  11. Matt says:

    Honestly, this looks like a great idea. However, microwave based power distribution can be tricky. Hopefully, they will will use triple redundant safety systems in case the satellite points the wrong direction, otherwise someone will is get barbecued.
    However, this could be a very promising technology. I say make a prototype, build it and evaluate the technology. If the data shows it will work, then I say do it.

  12. Patrick says:

    Unfortunately, no one here has realized the political implications of having basically an energy weapon in space. Currently, there are no nukes in space (that we know of) due to Soviet/Cold War era brokering between the USSR and the USA. Who wants weapons in space right?
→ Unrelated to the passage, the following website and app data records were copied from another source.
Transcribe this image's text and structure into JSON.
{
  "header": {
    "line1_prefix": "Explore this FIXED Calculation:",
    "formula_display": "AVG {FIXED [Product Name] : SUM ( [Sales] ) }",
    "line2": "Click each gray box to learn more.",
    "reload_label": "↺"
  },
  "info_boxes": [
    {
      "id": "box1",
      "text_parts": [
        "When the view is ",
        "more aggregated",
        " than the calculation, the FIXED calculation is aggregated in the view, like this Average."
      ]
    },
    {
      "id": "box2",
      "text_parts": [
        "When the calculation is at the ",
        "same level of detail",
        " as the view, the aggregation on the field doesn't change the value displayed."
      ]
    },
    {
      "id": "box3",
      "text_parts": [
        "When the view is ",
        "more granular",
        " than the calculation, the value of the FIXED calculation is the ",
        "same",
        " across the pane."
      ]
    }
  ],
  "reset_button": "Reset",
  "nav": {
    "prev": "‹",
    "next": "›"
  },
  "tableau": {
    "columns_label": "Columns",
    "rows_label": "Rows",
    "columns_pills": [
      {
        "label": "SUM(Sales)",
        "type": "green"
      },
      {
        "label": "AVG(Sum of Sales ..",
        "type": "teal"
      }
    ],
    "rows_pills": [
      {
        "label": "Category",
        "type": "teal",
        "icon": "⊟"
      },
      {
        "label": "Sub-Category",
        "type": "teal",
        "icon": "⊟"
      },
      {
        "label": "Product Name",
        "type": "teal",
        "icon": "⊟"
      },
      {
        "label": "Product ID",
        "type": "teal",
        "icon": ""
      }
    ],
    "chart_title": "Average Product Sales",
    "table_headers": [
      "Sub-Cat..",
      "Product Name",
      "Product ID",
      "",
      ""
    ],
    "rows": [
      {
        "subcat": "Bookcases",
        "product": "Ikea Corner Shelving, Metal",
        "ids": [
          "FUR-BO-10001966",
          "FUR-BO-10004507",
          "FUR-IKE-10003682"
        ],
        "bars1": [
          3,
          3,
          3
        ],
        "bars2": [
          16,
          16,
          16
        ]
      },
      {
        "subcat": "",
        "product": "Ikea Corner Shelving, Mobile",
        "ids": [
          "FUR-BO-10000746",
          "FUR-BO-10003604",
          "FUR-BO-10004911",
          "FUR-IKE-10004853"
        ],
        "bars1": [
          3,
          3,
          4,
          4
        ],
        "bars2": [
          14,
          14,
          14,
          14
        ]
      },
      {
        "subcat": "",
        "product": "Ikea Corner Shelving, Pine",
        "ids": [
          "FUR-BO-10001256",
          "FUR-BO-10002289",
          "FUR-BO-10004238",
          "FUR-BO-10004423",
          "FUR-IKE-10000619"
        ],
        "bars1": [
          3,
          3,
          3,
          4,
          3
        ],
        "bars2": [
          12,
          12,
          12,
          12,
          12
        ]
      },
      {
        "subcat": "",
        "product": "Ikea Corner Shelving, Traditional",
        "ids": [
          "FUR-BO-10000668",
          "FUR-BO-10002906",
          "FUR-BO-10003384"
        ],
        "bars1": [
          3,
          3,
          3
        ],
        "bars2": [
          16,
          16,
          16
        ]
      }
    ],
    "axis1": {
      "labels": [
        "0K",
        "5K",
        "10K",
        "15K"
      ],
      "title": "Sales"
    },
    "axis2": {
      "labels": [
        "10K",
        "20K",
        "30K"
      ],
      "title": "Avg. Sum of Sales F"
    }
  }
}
Not to sound like a conspiracy theorist, but as everyone who’s played Sim City 2000 knows, when you build a microwave powerplant and the satellite misses, guess what happens to your town? Cue 8-bit explosion effects as you watch your city erupt in flames.

    Now, imagine that North Korea decides to launch another “test” missile into the Sea of Japan and the Japanese happen to have a SBSP plant operational. It “glitches”, drifts off course, and “shorts”, firing a burst of microwave energy at, say, that town on the Southern North Korean border that exists solely as a propaganda stunt (no inhabitants except military police). Japan claims it was an accident, NK doesn’t believe it, decides to lob a nuke, and bada bing, we’ve got a situation up in here.

    Having weapons in space, especially weapons NOT under governmental control, is an extremely dangerous proposition. So lets hope that some politician realizes the danger inherent in this proposition and tries to reduce the risk we’re taking on by introducing potential energy weapons into geosynchronous orbit.


  13. Paul Raven says:

    I’m not sure I trust governments any more than I do corporations, Patrick, but your points are well made.

  14. Cooper says:

    …and what happens if they miss the dish? I for one have no desire to be boiled in my skin, nor would I wish that fate on anybody else.

  15. Wicket Warwick says:

    @ Patrick, “bada bing, we’ve got a situation up in here” lol, hilarious analogies from “Sim City” all the way to “War Games” Global Thermonuclear War, with a little Die Hard, Yippee ki-yay muther *WHAT!!* kudos for making me laugh

  16. zee says:

    i don’t understand – why go as far as outer space – wouldn’t solar sails just above cloud level be sufficient?

  17. Squash says:

    Love how somebody else realises that Simcity 2000 is the forefather of this technology. And I definitely remember the scenario when the beam misses the dish. Scary stuff!

  18. Seygantte says:

    I thought of something like this when I was about 5. My parents said it was a silly idea. Can’t help but feel somewhat cheated :/

  19. transhuman says:

    well, an article i read about the subject did say that energy transmission in the form of microwaves wouldn´t pose any threat to anything. Due to the beam being dispersed over a quite large area, acctually standing on the collector wouldn´t more than make you fell a bit warmer. But then again I acctually don´t know. If you want a good place for more information check: http://www.nss.org/settlement/ssp/